Now she can frame her failed health care efforts as stepping stones to successful reform.

For Hillary Clinton, last week's Supreme Court's health care decision is not only an invitation to fully embrace Obamacare as she campaigns for the presidency, but also an excuse to ask voters to look backwards—all the way to the 1990s.

The ruling that may finally place the Affordable Care Act on stable ground has provided Clinton the opportunity to rewrite the narrative of her husband's attempt at health care reform, transforming it from a dismal failure into an important step towards expanded coverage today.

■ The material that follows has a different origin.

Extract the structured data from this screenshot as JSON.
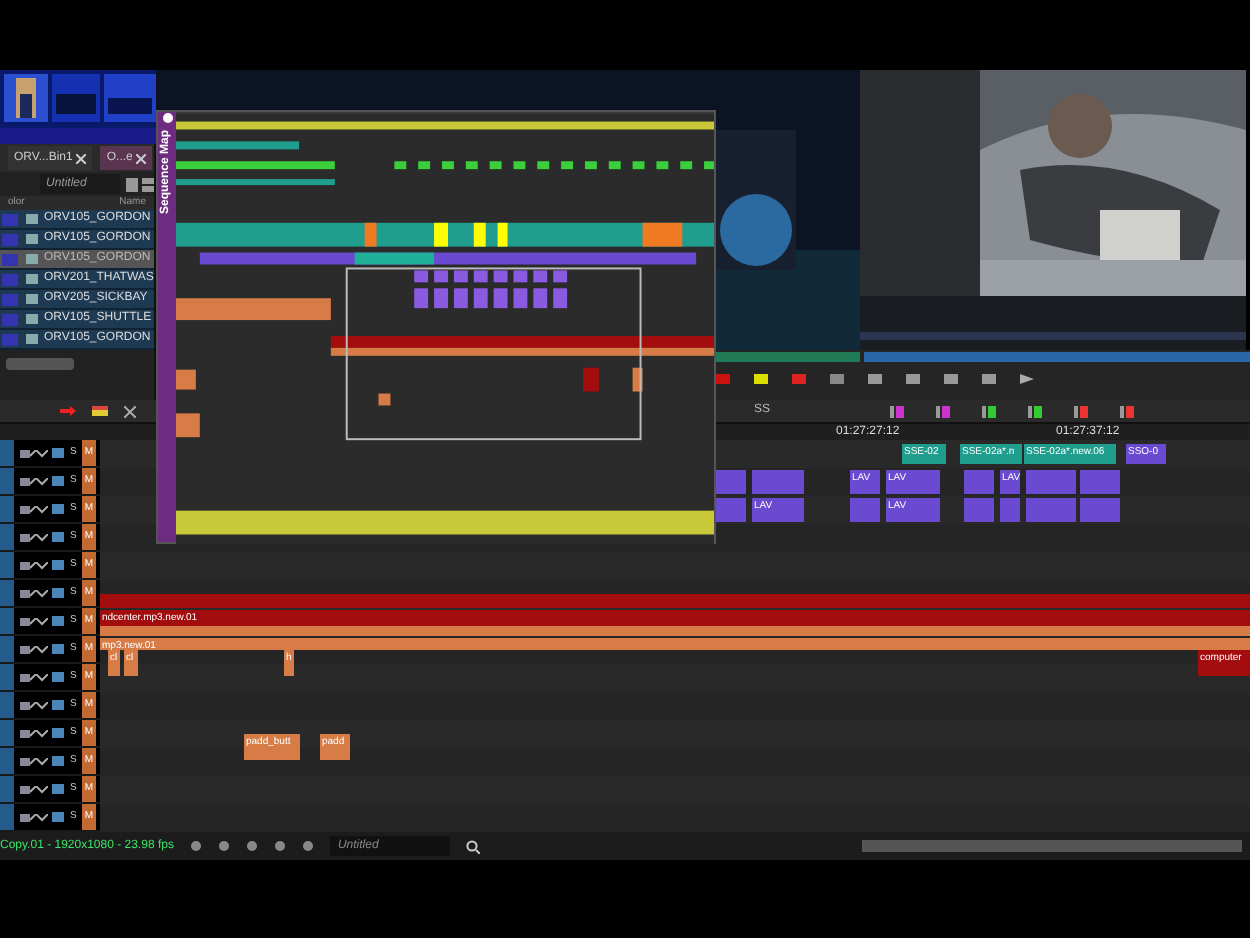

In a tweet posted hours after the King v. Burwell decision was announced, Clinton quoted herself from more than two decades ago.

"'Now is our chance to beat the odds and give the American people the health security they need.'—Hillary in 1993," she tweeted.

In 1993, she chaired President Clinton's Task Force on National Health Care Reform. The president entered office the year before on a wave of momentum for health policy reform. But the effort fell apart for a variety of reasons, and health care reform essentially didn't come back for a generation.

Hillary's messaging follows the Court's ruling that subsidies under the Affordable Care Act are legal, marking the law's second victory before SCOTUS and, most likely, the end of its judicial challenges.

Prior to the ruling, Clinton wasn't afraid to express her enthusiasm for the law. It's easy to understand why. Although it doesn't have her name on it, the law does many of the things that the Clintons promoted in 1993 and 1994.

But as Obamacare looks more and more like a permanent part of American society, it also becomes safer for Clinton to fully embrace, touting it as the result of her decades of health care reform work—not a follow-up to her failure of leadership.

In a separate tweet following the ruling, Hillary Clinton linked to a campaign video published on YouTube this month, writing, "'You have to get up off the floor—and you keep fighting.' Hillary on the fight for health care back in 1993."

"We worked really hard. We weren't successful; I was really disappointed," she said in the video. But before moving on from health care to other policy areas, she ends the subject on a positive note, pointing to the Children's Health Insurance Program, which President Clinton signed into law.

And while last week's court ruling has renewed calls for the repeal and replacement of Obamacare from Republican contenders, it's struck new tones in Clinton's rhetoric, allowing her to put her full weight behind her 2008 primary opponent's signature domestic legislation.

"No child, no adult, should go without quality, affordable health care. And my pledge, as it has been for 25 years, is I will do everything I can to make that happen," she said in a campaign video released Monday.

"We've got to defend the Affordable Care Act," she said at the end of the video.